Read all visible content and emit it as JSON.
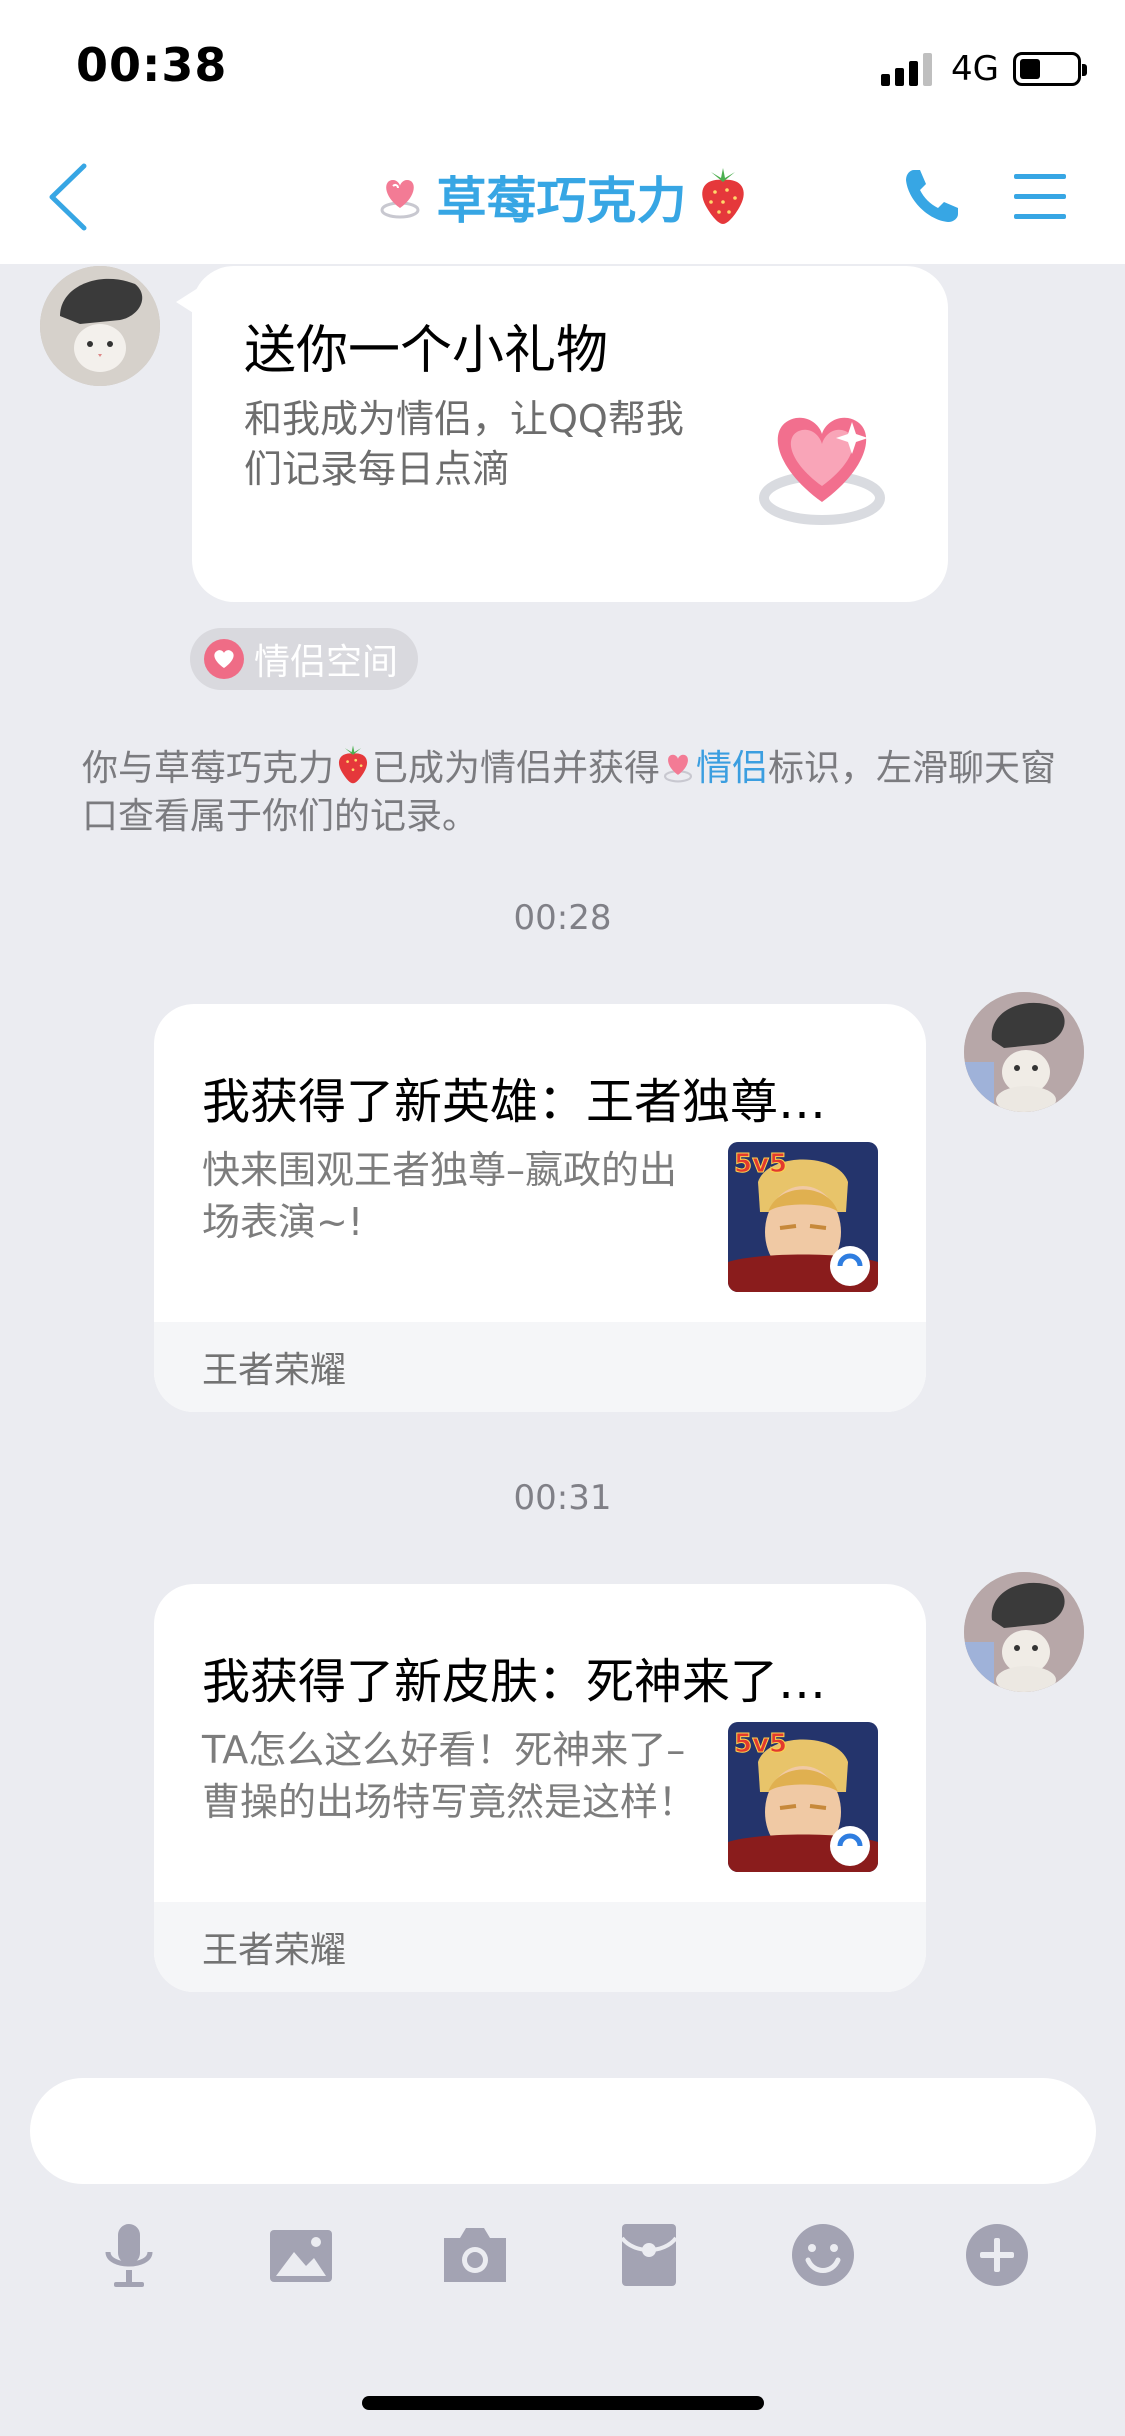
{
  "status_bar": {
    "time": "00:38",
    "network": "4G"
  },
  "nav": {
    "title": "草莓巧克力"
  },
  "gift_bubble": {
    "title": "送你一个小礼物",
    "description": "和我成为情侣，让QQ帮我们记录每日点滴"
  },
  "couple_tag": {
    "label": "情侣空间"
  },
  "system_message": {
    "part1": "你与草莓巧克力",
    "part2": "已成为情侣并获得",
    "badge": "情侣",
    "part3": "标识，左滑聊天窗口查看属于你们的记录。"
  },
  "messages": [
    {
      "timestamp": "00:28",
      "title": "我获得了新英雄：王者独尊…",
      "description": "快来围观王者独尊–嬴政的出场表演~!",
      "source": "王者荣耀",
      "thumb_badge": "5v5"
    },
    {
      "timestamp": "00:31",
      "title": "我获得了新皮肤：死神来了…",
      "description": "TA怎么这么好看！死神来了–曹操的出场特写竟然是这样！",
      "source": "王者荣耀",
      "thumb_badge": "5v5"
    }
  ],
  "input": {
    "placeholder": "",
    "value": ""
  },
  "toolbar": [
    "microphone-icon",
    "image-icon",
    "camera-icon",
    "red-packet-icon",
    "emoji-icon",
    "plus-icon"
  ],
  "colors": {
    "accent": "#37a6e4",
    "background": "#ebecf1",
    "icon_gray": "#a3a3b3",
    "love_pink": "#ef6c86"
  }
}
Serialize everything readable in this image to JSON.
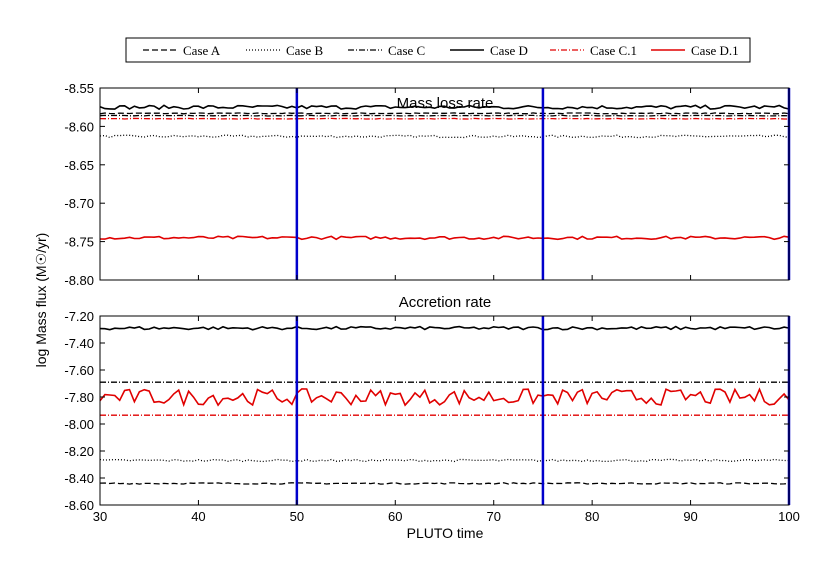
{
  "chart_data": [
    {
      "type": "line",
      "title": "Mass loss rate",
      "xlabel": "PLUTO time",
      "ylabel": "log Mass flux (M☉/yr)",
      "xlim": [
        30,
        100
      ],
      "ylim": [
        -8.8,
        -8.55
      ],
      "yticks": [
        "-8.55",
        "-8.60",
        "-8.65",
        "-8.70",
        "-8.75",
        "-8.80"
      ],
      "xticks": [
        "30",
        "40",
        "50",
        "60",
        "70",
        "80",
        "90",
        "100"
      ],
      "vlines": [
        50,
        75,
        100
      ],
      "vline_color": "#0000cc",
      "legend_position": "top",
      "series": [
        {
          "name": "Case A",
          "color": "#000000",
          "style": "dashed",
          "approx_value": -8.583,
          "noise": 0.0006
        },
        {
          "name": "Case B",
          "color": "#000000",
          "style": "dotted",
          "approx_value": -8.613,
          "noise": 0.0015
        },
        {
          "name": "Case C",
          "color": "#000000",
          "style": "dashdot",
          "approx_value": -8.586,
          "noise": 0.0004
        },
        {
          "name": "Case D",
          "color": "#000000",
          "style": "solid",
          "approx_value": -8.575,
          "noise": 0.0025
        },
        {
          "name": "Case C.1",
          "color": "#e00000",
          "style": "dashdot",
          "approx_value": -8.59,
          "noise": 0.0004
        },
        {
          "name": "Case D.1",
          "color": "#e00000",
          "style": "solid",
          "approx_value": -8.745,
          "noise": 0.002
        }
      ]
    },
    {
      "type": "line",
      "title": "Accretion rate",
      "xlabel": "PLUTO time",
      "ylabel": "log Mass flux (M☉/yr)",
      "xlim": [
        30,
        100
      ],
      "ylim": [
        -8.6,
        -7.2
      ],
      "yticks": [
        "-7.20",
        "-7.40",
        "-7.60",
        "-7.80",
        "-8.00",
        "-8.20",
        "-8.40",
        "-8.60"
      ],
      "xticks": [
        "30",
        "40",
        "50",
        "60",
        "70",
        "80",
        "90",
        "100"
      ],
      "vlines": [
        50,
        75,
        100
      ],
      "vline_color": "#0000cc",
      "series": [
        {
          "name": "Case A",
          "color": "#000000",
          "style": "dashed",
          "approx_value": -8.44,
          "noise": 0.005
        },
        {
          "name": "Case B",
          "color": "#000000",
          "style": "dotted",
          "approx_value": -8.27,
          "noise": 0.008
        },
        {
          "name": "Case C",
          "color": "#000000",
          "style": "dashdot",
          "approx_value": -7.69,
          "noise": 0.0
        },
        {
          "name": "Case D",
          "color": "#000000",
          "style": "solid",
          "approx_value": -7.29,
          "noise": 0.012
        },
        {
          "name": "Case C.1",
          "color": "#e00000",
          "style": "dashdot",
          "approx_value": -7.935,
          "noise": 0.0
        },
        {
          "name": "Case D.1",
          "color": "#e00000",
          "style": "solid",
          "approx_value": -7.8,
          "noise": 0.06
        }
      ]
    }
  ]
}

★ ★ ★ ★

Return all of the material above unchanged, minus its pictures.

Read all visible content and emit it as JSON.
{
  "status_bar": {
    "time": "00:38",
    "network": "4G"
  },
  "nav": {
    "title": "草莓巧克力"
  },
  "gift_bubble": {
    "title": "送你一个小礼物",
    "description": "和我成为情侣，让QQ帮我们记录每日点滴"
  },
  "couple_tag": {
    "label": "情侣空间"
  },
  "system_message": {
    "part1": "你与草莓巧克力",
    "part2": "已成为情侣并获得",
    "badge": "情侣",
    "part3": "标识，左滑聊天窗口查看属于你们的记录。"
  },
  "messages": [
    {
      "timestamp": "00:28",
      "title": "我获得了新英雄：王者独尊…",
      "description": "快来围观王者独尊–嬴政的出场表演~!",
      "source": "王者荣耀",
      "thumb_badge": "5v5"
    },
    {
      "timestamp": "00:31",
      "title": "我获得了新皮肤：死神来了…",
      "description": "TA怎么这么好看！死神来了–曹操的出场特写竟然是这样！",
      "source": "王者荣耀",
      "thumb_badge": "5v5"
    }
  ],
  "input": {
    "placeholder": "",
    "value": ""
  },
  "toolbar": [
    "microphone-icon",
    "image-icon",
    "camera-icon",
    "red-packet-icon",
    "emoji-icon",
    "plus-icon"
  ],
  "colors": {
    "accent": "#37a6e4",
    "background": "#ebecf1",
    "icon_gray": "#a3a3b3",
    "love_pink": "#ef6c86"
  }
}
Serialize everything readable in this image to JSON.
{
  "chart_data": [
    {
      "type": "line",
      "title": "Mass loss rate",
      "xlabel": "PLUTO time",
      "ylabel": "log Mass flux (M☉/yr)",
      "xlim": [
        30,
        100
      ],
      "ylim": [
        -8.8,
        -8.55
      ],
      "yticks": [
        "-8.55",
        "-8.60",
        "-8.65",
        "-8.70",
        "-8.75",
        "-8.80"
      ],
      "xticks": [
        "30",
        "40",
        "50",
        "60",
        "70",
        "80",
        "90",
        "100"
      ],
      "vlines": [
        50,
        75,
        100
      ],
      "vline_color": "#0000cc",
      "legend_position": "top",
      "series": [
        {
          "name": "Case A",
          "color": "#000000",
          "style": "dashed",
          "approx_value": -8.583,
          "noise": 0.0006
        },
        {
          "name": "Case B",
          "color": "#000000",
          "style": "dotted",
          "approx_value": -8.613,
          "noise": 0.0015
        },
        {
          "name": "Case C",
          "color": "#000000",
          "style": "dashdot",
          "approx_value": -8.586,
          "noise": 0.0004
        },
        {
          "name": "Case D",
          "color": "#000000",
          "style": "solid",
          "approx_value": -8.575,
          "noise": 0.0025
        },
        {
          "name": "Case C.1",
          "color": "#e00000",
          "style": "dashdot",
          "approx_value": -8.59,
          "noise": 0.0004
        },
        {
          "name": "Case D.1",
          "color": "#e00000",
          "style": "solid",
          "approx_value": -8.745,
          "noise": 0.002
        }
      ]
    },
    {
      "type": "line",
      "title": "Accretion rate",
      "xlabel": "PLUTO time",
      "ylabel": "log Mass flux (M☉/yr)",
      "xlim": [
        30,
        100
      ],
      "ylim": [
        -8.6,
        -7.2
      ],
      "yticks": [
        "-7.20",
        "-7.40",
        "-7.60",
        "-7.80",
        "-8.00",
        "-8.20",
        "-8.40",
        "-8.60"
      ],
      "xticks": [
        "30",
        "40",
        "50",
        "60",
        "70",
        "80",
        "90",
        "100"
      ],
      "vlines": [
        50,
        75,
        100
      ],
      "vline_color": "#0000cc",
      "series": [
        {
          "name": "Case A",
          "color": "#000000",
          "style": "dashed",
          "approx_value": -8.44,
          "noise": 0.005
        },
        {
          "name": "Case B",
          "color": "#000000",
          "style": "dotted",
          "approx_value": -8.27,
          "noise": 0.008
        },
        {
          "name": "Case C",
          "color": "#000000",
          "style": "dashdot",
          "approx_value": -7.69,
          "noise": 0.0
        },
        {
          "name": "Case D",
          "color": "#000000",
          "style": "solid",
          "approx_value": -7.29,
          "noise": 0.012
        },
        {
          "name": "Case C.1",
          "color": "#e00000",
          "style": "dashdot",
          "approx_value": -7.935,
          "noise": 0.0
        },
        {
          "name": "Case D.1",
          "color": "#e00000",
          "style": "solid",
          "approx_value": -7.8,
          "noise": 0.06
        }
      ]
    }
  ]
}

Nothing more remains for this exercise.